Problem to work on: The pictures are to be dropped, and the records below are to be restated word for word.
-------------------------
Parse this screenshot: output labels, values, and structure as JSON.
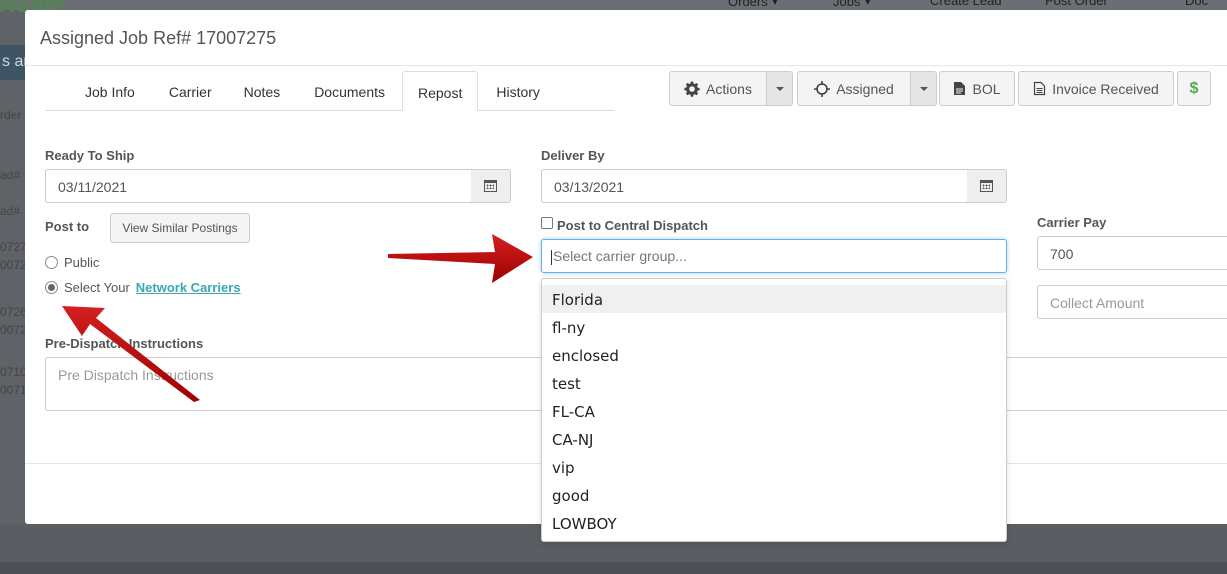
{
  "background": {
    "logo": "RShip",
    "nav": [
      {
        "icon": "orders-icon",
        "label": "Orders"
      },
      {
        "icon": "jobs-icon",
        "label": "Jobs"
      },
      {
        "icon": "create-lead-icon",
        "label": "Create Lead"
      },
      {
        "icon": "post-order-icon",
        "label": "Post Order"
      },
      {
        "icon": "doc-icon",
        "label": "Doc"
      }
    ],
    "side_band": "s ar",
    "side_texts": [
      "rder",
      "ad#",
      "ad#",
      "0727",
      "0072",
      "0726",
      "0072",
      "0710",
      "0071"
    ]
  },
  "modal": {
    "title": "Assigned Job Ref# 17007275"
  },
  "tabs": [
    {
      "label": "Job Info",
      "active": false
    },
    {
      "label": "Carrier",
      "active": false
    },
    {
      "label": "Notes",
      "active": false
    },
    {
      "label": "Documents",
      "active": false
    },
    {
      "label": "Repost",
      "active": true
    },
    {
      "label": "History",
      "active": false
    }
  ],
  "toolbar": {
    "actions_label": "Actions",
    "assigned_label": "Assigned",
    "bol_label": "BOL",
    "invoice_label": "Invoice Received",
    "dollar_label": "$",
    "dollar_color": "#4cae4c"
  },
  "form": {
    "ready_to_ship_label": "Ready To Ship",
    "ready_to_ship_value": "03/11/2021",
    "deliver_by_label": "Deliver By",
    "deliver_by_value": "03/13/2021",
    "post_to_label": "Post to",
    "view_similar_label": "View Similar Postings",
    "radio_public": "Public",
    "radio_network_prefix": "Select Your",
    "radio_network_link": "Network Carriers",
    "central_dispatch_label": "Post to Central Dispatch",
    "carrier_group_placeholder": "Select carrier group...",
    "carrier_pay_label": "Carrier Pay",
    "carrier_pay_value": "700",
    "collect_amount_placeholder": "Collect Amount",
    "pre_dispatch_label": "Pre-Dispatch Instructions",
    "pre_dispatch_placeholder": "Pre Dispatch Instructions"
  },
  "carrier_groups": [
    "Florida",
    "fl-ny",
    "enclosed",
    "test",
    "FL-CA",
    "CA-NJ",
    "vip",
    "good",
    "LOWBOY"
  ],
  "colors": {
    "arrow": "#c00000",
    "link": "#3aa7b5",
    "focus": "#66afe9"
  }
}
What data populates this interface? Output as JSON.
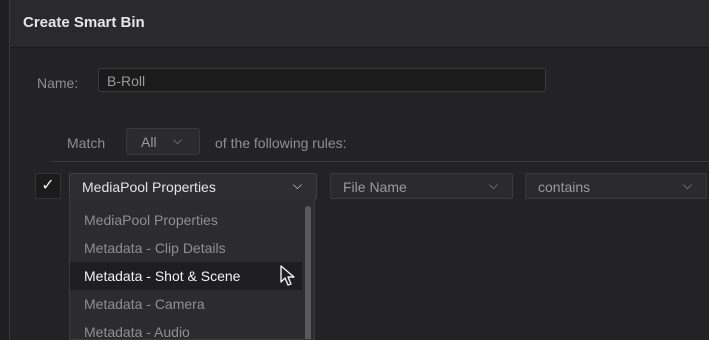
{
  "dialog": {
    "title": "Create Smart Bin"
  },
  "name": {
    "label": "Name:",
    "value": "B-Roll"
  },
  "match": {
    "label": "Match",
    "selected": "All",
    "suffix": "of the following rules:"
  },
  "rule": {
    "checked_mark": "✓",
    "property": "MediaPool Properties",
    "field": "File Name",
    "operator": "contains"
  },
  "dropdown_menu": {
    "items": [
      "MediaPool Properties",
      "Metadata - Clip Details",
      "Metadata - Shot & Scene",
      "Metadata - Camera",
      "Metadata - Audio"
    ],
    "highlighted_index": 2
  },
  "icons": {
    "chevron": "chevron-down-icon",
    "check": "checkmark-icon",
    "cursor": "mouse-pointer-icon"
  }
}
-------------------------
Output of the exercise:
Parse this screenshot: output labels, values, and structure as JSON.
{
  "background": {
    "logo": "RShip",
    "nav": [
      {
        "icon": "orders-icon",
        "label": "Orders"
      },
      {
        "icon": "jobs-icon",
        "label": "Jobs"
      },
      {
        "icon": "create-lead-icon",
        "label": "Create Lead"
      },
      {
        "icon": "post-order-icon",
        "label": "Post Order"
      },
      {
        "icon": "doc-icon",
        "label": "Doc"
      }
    ],
    "side_band": "s ar",
    "side_texts": [
      "rder",
      "ad#",
      "ad#",
      "0727",
      "0072",
      "0726",
      "0072",
      "0710",
      "0071"
    ]
  },
  "modal": {
    "title": "Assigned Job Ref# 17007275"
  },
  "tabs": [
    {
      "label": "Job Info",
      "active": false
    },
    {
      "label": "Carrier",
      "active": false
    },
    {
      "label": "Notes",
      "active": false
    },
    {
      "label": "Documents",
      "active": false
    },
    {
      "label": "Repost",
      "active": true
    },
    {
      "label": "History",
      "active": false
    }
  ],
  "toolbar": {
    "actions_label": "Actions",
    "assigned_label": "Assigned",
    "bol_label": "BOL",
    "invoice_label": "Invoice Received",
    "dollar_label": "$",
    "dollar_color": "#4cae4c"
  },
  "form": {
    "ready_to_ship_label": "Ready To Ship",
    "ready_to_ship_value": "03/11/2021",
    "deliver_by_label": "Deliver By",
    "deliver_by_value": "03/13/2021",
    "post_to_label": "Post to",
    "view_similar_label": "View Similar Postings",
    "radio_public": "Public",
    "radio_network_prefix": "Select Your",
    "radio_network_link": "Network Carriers",
    "central_dispatch_label": "Post to Central Dispatch",
    "carrier_group_placeholder": "Select carrier group...",
    "carrier_pay_label": "Carrier Pay",
    "carrier_pay_value": "700",
    "collect_amount_placeholder": "Collect Amount",
    "pre_dispatch_label": "Pre-Dispatch Instructions",
    "pre_dispatch_placeholder": "Pre Dispatch Instructions"
  },
  "carrier_groups": [
    "Florida",
    "fl-ny",
    "enclosed",
    "test",
    "FL-CA",
    "CA-NJ",
    "vip",
    "good",
    "LOWBOY"
  ],
  "colors": {
    "arrow": "#c00000",
    "link": "#3aa7b5",
    "focus": "#66afe9"
  }
}
What data populates this interface? Output as JSON.
{
  "dialog": {
    "title": "Create Smart Bin"
  },
  "name": {
    "label": "Name:",
    "value": "B-Roll"
  },
  "match": {
    "label": "Match",
    "selected": "All",
    "suffix": "of the following rules:"
  },
  "rule": {
    "checked_mark": "✓",
    "property": "MediaPool Properties",
    "field": "File Name",
    "operator": "contains"
  },
  "dropdown_menu": {
    "items": [
      "MediaPool Properties",
      "Metadata - Clip Details",
      "Metadata - Shot & Scene",
      "Metadata - Camera",
      "Metadata - Audio"
    ],
    "highlighted_index": 2
  },
  "icons": {
    "chevron": "chevron-down-icon",
    "check": "checkmark-icon",
    "cursor": "mouse-pointer-icon"
  }
}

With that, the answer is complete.